What to do> Every line below should be duplicated exactly.

═════ Data records ═════

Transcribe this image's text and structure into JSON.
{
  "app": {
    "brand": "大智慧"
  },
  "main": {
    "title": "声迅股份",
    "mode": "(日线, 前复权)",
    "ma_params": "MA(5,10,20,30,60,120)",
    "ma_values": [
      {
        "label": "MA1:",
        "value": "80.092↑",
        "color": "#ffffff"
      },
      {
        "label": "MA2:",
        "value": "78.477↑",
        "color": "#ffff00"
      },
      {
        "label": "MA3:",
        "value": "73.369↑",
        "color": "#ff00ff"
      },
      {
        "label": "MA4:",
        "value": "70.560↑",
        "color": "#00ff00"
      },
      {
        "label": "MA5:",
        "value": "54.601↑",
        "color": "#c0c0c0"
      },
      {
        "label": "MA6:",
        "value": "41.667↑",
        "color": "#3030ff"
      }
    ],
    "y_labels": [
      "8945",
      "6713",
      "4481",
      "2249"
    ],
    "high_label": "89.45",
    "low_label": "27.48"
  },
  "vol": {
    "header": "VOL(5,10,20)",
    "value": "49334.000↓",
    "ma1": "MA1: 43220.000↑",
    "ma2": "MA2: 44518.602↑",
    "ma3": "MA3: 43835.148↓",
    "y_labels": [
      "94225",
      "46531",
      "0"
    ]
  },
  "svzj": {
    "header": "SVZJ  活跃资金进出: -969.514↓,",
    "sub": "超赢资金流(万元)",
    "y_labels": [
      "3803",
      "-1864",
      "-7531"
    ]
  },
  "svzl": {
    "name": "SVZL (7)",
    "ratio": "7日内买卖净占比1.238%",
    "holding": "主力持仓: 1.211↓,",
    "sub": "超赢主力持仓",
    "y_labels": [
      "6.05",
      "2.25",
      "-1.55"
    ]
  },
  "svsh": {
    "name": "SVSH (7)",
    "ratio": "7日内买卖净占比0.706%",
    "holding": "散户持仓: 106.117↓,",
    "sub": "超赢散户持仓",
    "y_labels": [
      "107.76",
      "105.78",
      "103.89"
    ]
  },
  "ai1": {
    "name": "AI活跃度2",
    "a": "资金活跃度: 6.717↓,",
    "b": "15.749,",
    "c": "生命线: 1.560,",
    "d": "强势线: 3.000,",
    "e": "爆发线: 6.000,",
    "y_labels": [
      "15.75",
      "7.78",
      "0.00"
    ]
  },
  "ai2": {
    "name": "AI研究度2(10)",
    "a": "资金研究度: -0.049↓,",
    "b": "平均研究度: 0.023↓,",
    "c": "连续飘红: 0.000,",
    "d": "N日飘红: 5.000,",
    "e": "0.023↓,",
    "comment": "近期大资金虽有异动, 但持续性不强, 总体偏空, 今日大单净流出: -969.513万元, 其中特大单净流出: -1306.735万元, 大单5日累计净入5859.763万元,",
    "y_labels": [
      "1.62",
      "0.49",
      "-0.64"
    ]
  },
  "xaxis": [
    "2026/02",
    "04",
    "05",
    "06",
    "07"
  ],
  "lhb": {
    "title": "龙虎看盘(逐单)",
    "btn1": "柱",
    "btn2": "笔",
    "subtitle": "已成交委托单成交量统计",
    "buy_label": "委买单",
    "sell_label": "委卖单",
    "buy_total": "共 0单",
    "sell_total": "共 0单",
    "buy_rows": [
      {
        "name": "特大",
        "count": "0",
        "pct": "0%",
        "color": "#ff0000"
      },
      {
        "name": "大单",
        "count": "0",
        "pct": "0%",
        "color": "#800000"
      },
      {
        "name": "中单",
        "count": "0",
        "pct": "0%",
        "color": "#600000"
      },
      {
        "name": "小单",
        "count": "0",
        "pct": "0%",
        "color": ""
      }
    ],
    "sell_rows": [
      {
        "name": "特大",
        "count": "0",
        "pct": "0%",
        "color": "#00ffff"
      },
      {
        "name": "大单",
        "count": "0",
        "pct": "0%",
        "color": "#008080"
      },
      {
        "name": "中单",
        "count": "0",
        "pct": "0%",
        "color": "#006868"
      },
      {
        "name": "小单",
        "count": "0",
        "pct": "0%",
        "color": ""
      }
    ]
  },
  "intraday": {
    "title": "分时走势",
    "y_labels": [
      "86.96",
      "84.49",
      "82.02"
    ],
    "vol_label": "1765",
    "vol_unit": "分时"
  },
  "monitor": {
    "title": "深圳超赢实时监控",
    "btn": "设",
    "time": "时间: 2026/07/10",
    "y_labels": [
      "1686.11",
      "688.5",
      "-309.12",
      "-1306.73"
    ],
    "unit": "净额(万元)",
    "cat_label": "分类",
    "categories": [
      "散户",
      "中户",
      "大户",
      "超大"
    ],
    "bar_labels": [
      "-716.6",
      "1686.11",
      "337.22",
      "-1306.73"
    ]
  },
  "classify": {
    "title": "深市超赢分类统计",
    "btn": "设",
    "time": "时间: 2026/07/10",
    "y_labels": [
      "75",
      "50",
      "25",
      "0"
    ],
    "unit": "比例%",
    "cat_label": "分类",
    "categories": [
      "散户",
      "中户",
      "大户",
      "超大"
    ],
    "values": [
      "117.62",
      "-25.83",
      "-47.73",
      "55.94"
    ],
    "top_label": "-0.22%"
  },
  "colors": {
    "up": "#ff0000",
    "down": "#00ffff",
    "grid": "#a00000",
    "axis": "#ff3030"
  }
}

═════

Written response>
Transcribe this image's text and structure into JSON.
{
  "app": {
    "brand": "大智慧"
  },
  "main": {
    "title": "声迅股份",
    "mode": "(日线, 前复权)",
    "ma_params": "MA(5,10,20,30,60,120)",
    "ma_values": [
      {
        "label": "MA1:",
        "value": "80.092↑",
        "color": "#ffffff"
      },
      {
        "label": "MA2:",
        "value": "78.477↑",
        "color": "#ffff00"
      },
      {
        "label": "MA3:",
        "value": "73.369↑",
        "color": "#ff00ff"
      },
      {
        "label": "MA4:",
        "value": "70.560↑",
        "color": "#00ff00"
      },
      {
        "label": "MA5:",
        "value": "54.601↑",
        "color": "#c0c0c0"
      },
      {
        "label": "MA6:",
        "value": "41.667↑",
        "color": "#3030ff"
      }
    ],
    "y_labels": [
      "8945",
      "6713",
      "4481",
      "2249"
    ],
    "high_label": "89.45",
    "low_label": "27.48"
  },
  "vol": {
    "header": "VOL(5,10,20)",
    "value": "49334.000↓",
    "ma1": "MA1: 43220.000↑",
    "ma2": "MA2: 44518.602↑",
    "ma3": "MA3: 43835.148↓",
    "y_labels": [
      "94225",
      "46531",
      "0"
    ]
  },
  "svzj": {
    "header": "SVZJ  活跃资金进出: -969.514↓,",
    "sub": "超赢资金流(万元)",
    "y_labels": [
      "3803",
      "-1864",
      "-7531"
    ]
  },
  "svzl": {
    "name": "SVZL (7)",
    "ratio": "7日内买卖净占比1.238%",
    "holding": "主力持仓: 1.211↓,",
    "sub": "超赢主力持仓",
    "y_labels": [
      "6.05",
      "2.25",
      "-1.55"
    ]
  },
  "svsh": {
    "name": "SVSH (7)",
    "ratio": "7日内买卖净占比0.706%",
    "holding": "散户持仓: 106.117↓,",
    "sub": "超赢散户持仓",
    "y_labels": [
      "107.76",
      "105.78",
      "103.89"
    ]
  },
  "ai1": {
    "name": "AI活跃度2",
    "a": "资金活跃度: 6.717↓,",
    "b": "15.749,",
    "c": "生命线: 1.560,",
    "d": "强势线: 3.000,",
    "e": "爆发线: 6.000,",
    "y_labels": [
      "15.75",
      "7.78",
      "0.00"
    ]
  },
  "ai2": {
    "name": "AI研究度2(10)",
    "a": "资金研究度: -0.049↓,",
    "b": "平均研究度: 0.023↓,",
    "c": "连续飘红: 0.000,",
    "d": "N日飘红: 5.000,",
    "e": "0.023↓,",
    "comment": "近期大资金虽有异动, 但持续性不强, 总体偏空, 今日大单净流出: -969.513万元, 其中特大单净流出: -1306.735万元, 大单5日累计净入5859.763万元,",
    "y_labels": [
      "1.62",
      "0.49",
      "-0.64"
    ]
  },
  "xaxis": [
    "2026/02",
    "04",
    "05",
    "06",
    "07"
  ],
  "lhb": {
    "title": "龙虎看盘(逐单)",
    "btn1": "柱",
    "btn2": "笔",
    "subtitle": "已成交委托单成交量统计",
    "buy_label": "委买单",
    "sell_label": "委卖单",
    "buy_total": "共 0单",
    "sell_total": "共 0单",
    "buy_rows": [
      {
        "name": "特大",
        "count": "0",
        "pct": "0%",
        "color": "#ff0000"
      },
      {
        "name": "大单",
        "count": "0",
        "pct": "0%",
        "color": "#800000"
      },
      {
        "name": "中单",
        "count": "0",
        "pct": "0%",
        "color": "#600000"
      },
      {
        "name": "小单",
        "count": "0",
        "pct": "0%",
        "color": ""
      }
    ],
    "sell_rows": [
      {
        "name": "特大",
        "count": "0",
        "pct": "0%",
        "color": "#00ffff"
      },
      {
        "name": "大单",
        "count": "0",
        "pct": "0%",
        "color": "#008080"
      },
      {
        "name": "中单",
        "count": "0",
        "pct": "0%",
        "color": "#006868"
      },
      {
        "name": "小单",
        "count": "0",
        "pct": "0%",
        "color": ""
      }
    ]
  },
  "intraday": {
    "title": "分时走势",
    "y_labels": [
      "86.96",
      "84.49",
      "82.02"
    ],
    "vol_label": "1765",
    "vol_unit": "分时"
  },
  "monitor": {
    "title": "深圳超赢实时监控",
    "btn": "设",
    "time": "时间: 2026/07/10",
    "y_labels": [
      "1686.11",
      "688.5",
      "-309.12",
      "-1306.73"
    ],
    "unit": "净额(万元)",
    "cat_label": "分类",
    "categories": [
      "散户",
      "中户",
      "大户",
      "超大"
    ],
    "bar_labels": [
      "-716.6",
      "1686.11",
      "337.22",
      "-1306.73"
    ]
  },
  "classify": {
    "title": "深市超赢分类统计",
    "btn": "设",
    "time": "时间: 2026/07/10",
    "y_labels": [
      "75",
      "50",
      "25",
      "0"
    ],
    "unit": "比例%",
    "cat_label": "分类",
    "categories": [
      "散户",
      "中户",
      "大户",
      "超大"
    ],
    "values": [
      "117.62",
      "-25.83",
      "-47.73",
      "55.94"
    ],
    "top_label": "-0.22%"
  },
  "colors": {
    "up": "#ff0000",
    "down": "#00ffff",
    "grid": "#a00000",
    "axis": "#ff3030"
  }
}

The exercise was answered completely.